A similar argument follows for any *0 ≤ x ≤ 1*. It might be surprising to see that picking a particular number has zero probability. So, after you have generated the random number and observed the result, know that it had exactly 0 probability of happening. Yet, you still have the result right in front of you.

Events with zero probability can happen.

## Distributions and densities

We have gone a long way. Still, working with measures and σ-algebras are not very convenient from a practical standpoint. Fortunately, this is not the only way of working with probabilities.

For simplicity, let’s suppose that our base set is the set of real numbers. Specifically, we have the probability space *(Ω, Σ, P)*, where

and *P* is any probability measure on this space. We have seen before that the probabilities of the events *(a, b]* determine the probability for the rest of the events in the event space.
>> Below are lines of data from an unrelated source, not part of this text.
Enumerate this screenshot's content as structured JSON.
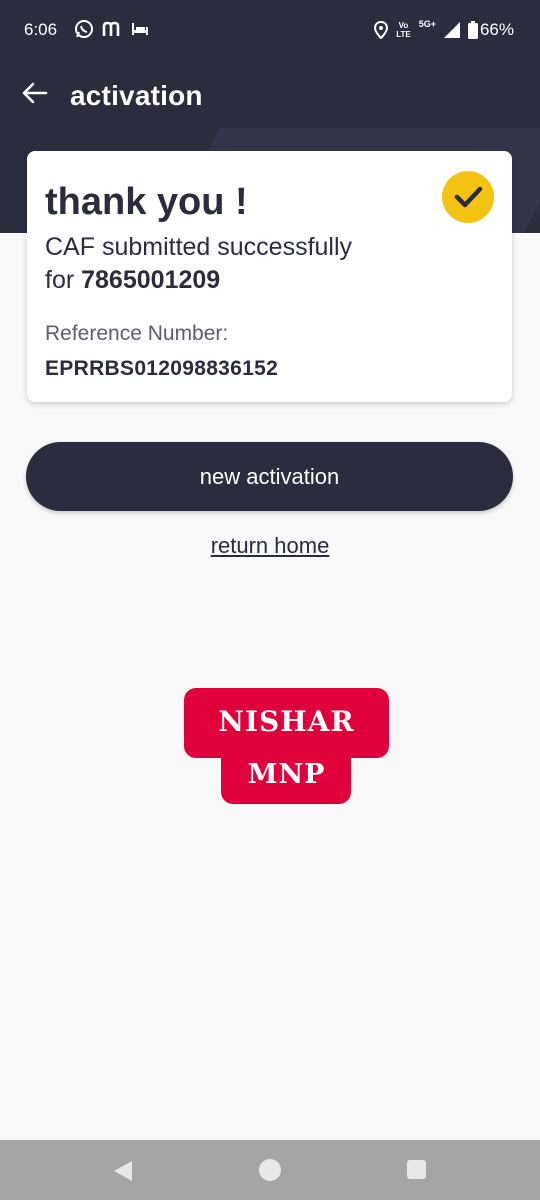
{
  "status_bar": {
    "time": "6:06",
    "left_icons": [
      "whatsapp-icon",
      "m-app-icon",
      "hotel-bed-icon"
    ],
    "carrier_top": "Vo",
    "carrier_bottom": "LTE",
    "network": "5G+",
    "battery": "66%"
  },
  "header": {
    "title": "activation",
    "back_icon": "arrow-left-icon"
  },
  "confirmation": {
    "heading": "thank you !",
    "message": "CAF submitted successfully",
    "for_prefix": "for ",
    "mobile_number": "7865001209",
    "reference_label": "Reference Number:",
    "reference_number": "EPRRBS012098836152",
    "status_icon": "check-circle-icon"
  },
  "actions": {
    "primary_label": "new activation",
    "secondary_label": "return home"
  },
  "logo": {
    "line1": "NISHAR",
    "line2": "MNP"
  },
  "nav": {
    "icons": [
      "back-triangle-icon",
      "home-circle-icon",
      "recents-square-icon"
    ]
  },
  "colors": {
    "primary": "#2b2c3e",
    "accent": "#f5c314",
    "logo": "#e0003c",
    "background": "#f9f9f9"
  }
}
However, we can compress this information even further. Actually, the function

contains all information we have to know about the probability measure. Think about it: we have

for all *a* and *b*. This is called the **distribution function** of *P*. For *all* probability measures, the distribution function satisfies the following properties:
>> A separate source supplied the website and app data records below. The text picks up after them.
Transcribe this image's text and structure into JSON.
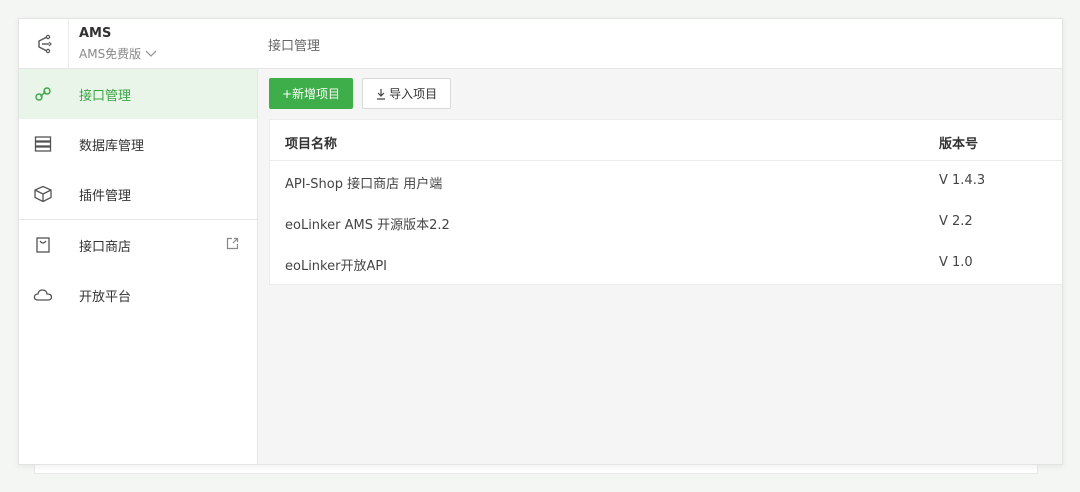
{
  "brand": {
    "name": "AMS",
    "edition": "AMS免费版",
    "logo_icon": "eolinker-logo-icon",
    "accent": "#3dae49"
  },
  "header": {
    "title": "接口管理"
  },
  "sidebar": {
    "items": [
      {
        "label": "接口管理",
        "icon": "link-icon",
        "active": true
      },
      {
        "label": "数据库管理",
        "icon": "database-icon",
        "active": false
      },
      {
        "label": "插件管理",
        "icon": "cube-icon",
        "active": false
      },
      {
        "label": "接口商店",
        "icon": "shopping-bag-icon",
        "active": false,
        "external": true
      },
      {
        "label": "开放平台",
        "icon": "cloud-icon",
        "active": false
      }
    ]
  },
  "toolbar": {
    "add_label": "+新增项目",
    "import_label": "导入项目"
  },
  "table": {
    "columns": [
      "项目名称",
      "版本号"
    ],
    "rows": [
      {
        "name": "API-Shop 接口商店 用户端",
        "version": "V 1.4.3"
      },
      {
        "name": "eoLinker AMS 开源版本2.2",
        "version": "V 2.2"
      },
      {
        "name": "eoLinker开放API",
        "version": "V 1.0"
      }
    ]
  }
}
(The 4th one is called left continuity. Don’t stress if you are not familiar with the definition of continuity, it is not essential now.)

Again, if this is too abstract, let’s consider an example. For previous example of random number generation, we have
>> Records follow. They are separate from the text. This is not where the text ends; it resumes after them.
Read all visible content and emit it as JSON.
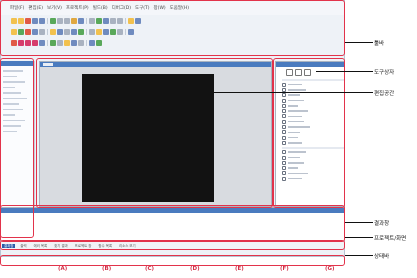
{
  "menu": [
    "파일(F)",
    "편집(E)",
    "보기(V)",
    "프로젝트(P)",
    "빌드(B)",
    "디버그(D)",
    "도구(T)",
    "창(W)",
    "도움말(H)"
  ],
  "toolbar_colors": {
    "row1": [
      "#f2c14e",
      "#f2c14e",
      "#e05a47",
      "#6f8bbf",
      "#6f8bbf",
      "#59a85a",
      "#a9b2c0",
      "#a9b2c0",
      "#e0a840",
      "#6f8bbf",
      "#a9b2c0",
      "#59a85a",
      "#6f8bbf",
      "#a9b2c0",
      "#a9b2c0",
      "#f2c14e",
      "#6f8bbf"
    ],
    "row2": [
      "#f2c14e",
      "#59a85a",
      "#e05a47",
      "#6f8bbf",
      "#a9b2c0",
      "#f2c14e",
      "#6f8bbf",
      "#a9b2c0",
      "#6f8bbf",
      "#59a85a",
      "#a9b2c0",
      "#f2c14e",
      "#6f8bbf",
      "#59a85a",
      "#a9b2c0",
      "#6f8bbf"
    ],
    "row3": [
      "#e05a47",
      "#d63c6b",
      "#d63c6b",
      "#d63c6b",
      "#6f8bbf",
      "#59a85a",
      "#a9b2c0",
      "#f2c14e",
      "#6f8bbf",
      "#a9b2c0",
      "#6f8bbf",
      "#59a85a"
    ]
  },
  "result_tabs": [
    "결과창",
    "출력",
    "에러 목록",
    "찾기 결과",
    "프로젝트 창",
    "함수 목록",
    "리소스 보기"
  ],
  "status_segments": [
    "",
    "",
    "",
    "",
    "",
    "",
    "",
    ""
  ],
  "letters": [
    "(A)",
    "(B)",
    "(C)",
    "(D)",
    "(E)",
    "(F)",
    "(G)"
  ],
  "callouts": {
    "menu": "툴바",
    "toolbox": "도구상자",
    "editor": "편집공간",
    "result": "결과창",
    "project": "프로젝트/화면",
    "status": "상태바"
  },
  "colors": {
    "highlight": "#e2334b",
    "statusbar": "#2d5ea8",
    "panel_header": "#4a7bbf",
    "canvas": "#121212"
  }
}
This is called the **uniform distribution** on [0, 1].

To summarize, **if you give me a probability measure, I’ll give you a distribution function describing the probability measure**. However, this is not the best about distribution functions. From mathematical perspective, it is also true that **if you give a function satisfying the properties 1)–4) above, I can construct a probability measure from it**. Moreover, if two distribution functions are equal everywhere, then their corresponding probability measures are also identical. So, from a mathematical perspective, distribution functions and probability measures are identical under certain circumstances. This is extremely useful for us.

### Density functions

As we have seen, a distribution function takes all information from a probability measure and essentially compresses it. It is a great tool, but sometimes it is not convenient. For instance, calculating expected values are hard when we only have a distribution function. (Don’t worry if you don’t know what is expected value, we won’t use it right now.)

For many practical purposes, we describe probability measures with **density functions**. A function

is the density function for the probability measure *P* if

holds for all *E* in the *σ*-algebra *Σ*. That is, heuristically, the probability for a given set is determined by the area under the curve of *f(x)*. This definition might seem simple, but there are many details hidden here, which I won’t go into. For instance, it is not trivial at all how to integrate a function over an arbitrary set *E*.

You are probably familiar with the famous Newton-Leibniz rule from calculus. Here, this says

which basically implies that if the distribution function is differentiable, its derivative is the density function.

There are certain probability distributions for which only the density function is known in closed form. (Having closed form means that it can be expressed with finite number of standard operations and elementary functions.) One of the most famous distributions are like this: the Gaussian. It is defined by

where μ and σ are parameters.

However surprising it may seem, we can’t express the distribution function of the Gaussian in closed form. It is not that mathematicians just haven’t figured out, it is proven that it is impossible. (Trust me, proving that something is impossible to do in mathematics is *extremely hard* sometimes.)

## Where to go from here?

What we have seen so far is only the tip of the iceberg. (Come to think of it, this can be said at the end of every discussion about mathematics.) Here, we have only defined what is probability in a mathematically (semi-)precise way.

The truly interesting stuff, like machine learning, is still before us.

If you would like a start going deep, I wrote an article about how machine learning can be formulated in terms of probability theory, which you can find here.